But God is.

My pastor Jimmy did an awesome sermon on this  a few months ago. You should check it out here–part 3.

On the Road: My Journey Through Psalms 84-85

I was 3 the first time we went on a long road trip. My mom was pregnant with my brother, if memory serves, and didn’t come with us for that reason, but I also suspect my grandparents were giving my parents a little break before the sailed into parenthood a third time. So we loaded up my grandfather’s large blue van and headed south.

I don’t remember much about this trip, except that we stopped at pretty much every McDonald’s along I-95. And that I thought the road would never end.

In case you’re wondering, I-95 does end and we took it all the way to Miami. Which, in the end, was worth all the endless traveling, bathroom breaks, and arguments with my sister.

It’s easy to see these kind of  adventures as symbolic, which I suppose is why road imagery is so common. In 1961, Kerouac, author of the novel On The Road, wrote this about his journey:
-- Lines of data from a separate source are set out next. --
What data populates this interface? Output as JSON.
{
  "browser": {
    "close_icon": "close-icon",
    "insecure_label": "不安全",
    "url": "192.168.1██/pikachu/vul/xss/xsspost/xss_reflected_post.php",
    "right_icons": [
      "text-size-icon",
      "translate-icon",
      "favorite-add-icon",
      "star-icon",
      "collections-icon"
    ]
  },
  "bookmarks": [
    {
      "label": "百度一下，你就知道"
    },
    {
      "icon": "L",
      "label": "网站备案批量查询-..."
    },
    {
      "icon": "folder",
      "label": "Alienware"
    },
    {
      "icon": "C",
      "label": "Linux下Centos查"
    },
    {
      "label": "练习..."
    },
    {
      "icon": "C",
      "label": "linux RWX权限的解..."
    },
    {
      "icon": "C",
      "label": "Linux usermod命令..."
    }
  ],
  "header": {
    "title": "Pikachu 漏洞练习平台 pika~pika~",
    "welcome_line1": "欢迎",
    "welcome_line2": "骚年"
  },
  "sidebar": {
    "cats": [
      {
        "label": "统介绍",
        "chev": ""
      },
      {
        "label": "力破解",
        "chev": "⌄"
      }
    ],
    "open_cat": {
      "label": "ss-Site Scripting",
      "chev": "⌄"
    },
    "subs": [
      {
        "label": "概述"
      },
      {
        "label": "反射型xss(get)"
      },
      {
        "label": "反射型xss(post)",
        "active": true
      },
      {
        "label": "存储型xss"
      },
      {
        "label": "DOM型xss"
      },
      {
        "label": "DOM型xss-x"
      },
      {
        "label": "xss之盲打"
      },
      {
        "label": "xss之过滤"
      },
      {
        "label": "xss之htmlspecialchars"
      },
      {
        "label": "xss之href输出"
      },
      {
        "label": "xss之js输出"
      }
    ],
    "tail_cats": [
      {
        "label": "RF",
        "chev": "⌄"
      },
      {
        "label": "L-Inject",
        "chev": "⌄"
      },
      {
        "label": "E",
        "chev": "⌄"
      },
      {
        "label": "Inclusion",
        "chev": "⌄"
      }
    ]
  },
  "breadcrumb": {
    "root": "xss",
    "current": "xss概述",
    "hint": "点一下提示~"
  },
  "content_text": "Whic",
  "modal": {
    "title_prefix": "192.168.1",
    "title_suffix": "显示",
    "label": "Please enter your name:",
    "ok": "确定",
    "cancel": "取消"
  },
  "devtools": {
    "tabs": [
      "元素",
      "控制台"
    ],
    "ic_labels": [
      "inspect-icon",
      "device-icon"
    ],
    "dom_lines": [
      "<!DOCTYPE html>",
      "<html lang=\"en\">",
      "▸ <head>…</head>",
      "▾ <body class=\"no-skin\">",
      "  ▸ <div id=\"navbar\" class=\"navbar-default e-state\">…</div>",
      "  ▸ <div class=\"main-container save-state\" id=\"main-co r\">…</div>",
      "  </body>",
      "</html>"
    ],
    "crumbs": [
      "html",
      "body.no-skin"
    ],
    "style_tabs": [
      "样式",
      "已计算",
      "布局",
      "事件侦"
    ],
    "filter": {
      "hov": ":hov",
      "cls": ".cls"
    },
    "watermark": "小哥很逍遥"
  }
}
“Dean and I were embarked on a journey through post-Whitman America to find that America and to find the inherent goodness in American man. It was really a story about 2 Catholic buddies roaming the country in search of God. And we found him.”
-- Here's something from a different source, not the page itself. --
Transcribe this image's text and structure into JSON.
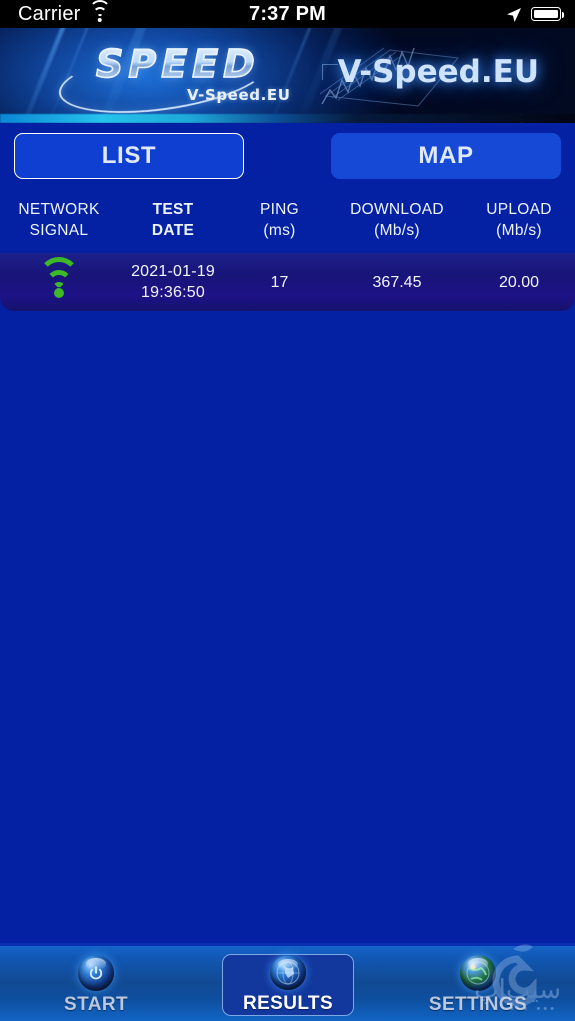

Kerouac’s version of finding God is definitely NOT biblically sound, but his point is valid.

Men build roads, but road build men.

Roads take us places, and a true God-traveled road will take you straight to Him. And that is better, as the psalmist says, than a 1000

elsewhere.

This has been a tough year for my family. On this road, in 9 months we have lost 3 family members.  But this Psalm provides comfort like no other, because it paints a picture of our eternal destination. And the whole reason why we started this road trip in the first place.

Yes, life on the road is hard and there is not always a McDonald’s when you need one, but the destination is worth it.

Because, “how blessed all those in whom you live, whose lives become roads you travel” (Psalm 84: 5)

Grandma Says: My journey through Psalms (78-81; 83)

I love history. It’s one of the few things that I understand the universal importance of learning. Oh don’t get me wrong, I don’t know if anyone really needs the specific dates of when Washington blew his nose right before he took office, but the older I get the more I realize history does, in fact, repeat itself.

In Psalm 77, the poet recounts all that Israel has been through in the recent past. The poets cry is understandable as he just can’t fathom the waitresses of a people who have witnessed so many wonderful things.

But it’s easy…in the moment of crisis, when you are stressed, and weary, and tired of yet another peanut butter and jelly sandwich…to resort to complaints and curses..neither of which are productive.

Yeah, grandma said there’d be days like this.

And maybe Grandma even told you a few old stories about how God is always faithful. You want to believe her, after all bread falling out of heaven is pretty cool, but you’re tired and you’re sure she is exaggerating. After all, that can’t really be literal, can it?

It’s important for us to know our history and listen to the previous generation. They have lived through a lot. Maubr they’re out of control with their need to share their input, but really they are behaving as God intended. Generation to generation, guiding, teaching and learning. In theory.

But as they say, sometimes you just have to learn for yourself no matter how many times you’ve been warned.

I used to think the Israelites of the Old Testament had to have some kind of mental hangup or processing disorder to be so foolish and unwise, but we are really not all that different. We want results…now! We want answers…now! When we don’t get answers… we make them ourselves.

Generation after generation after generation.

So we have a choice to make. We can cry out to God with our complaints and worries…great, but do we follow after him DESPITE the circumstances, or are we just fair weather followers. Oh sure, it’s easy to follow God when he is sending plagues and parting seas, but how about in the desert? Do we still look for him, or do we abandon him, because we think he’s abandoned us?

Although history can teach us how to be successful followers of Jesus, we have to be willing not only to just hear, but to embrace the lesson. Otherwise our history repeats.

Grandma said there’d be days like this…because she knows. Are you listening?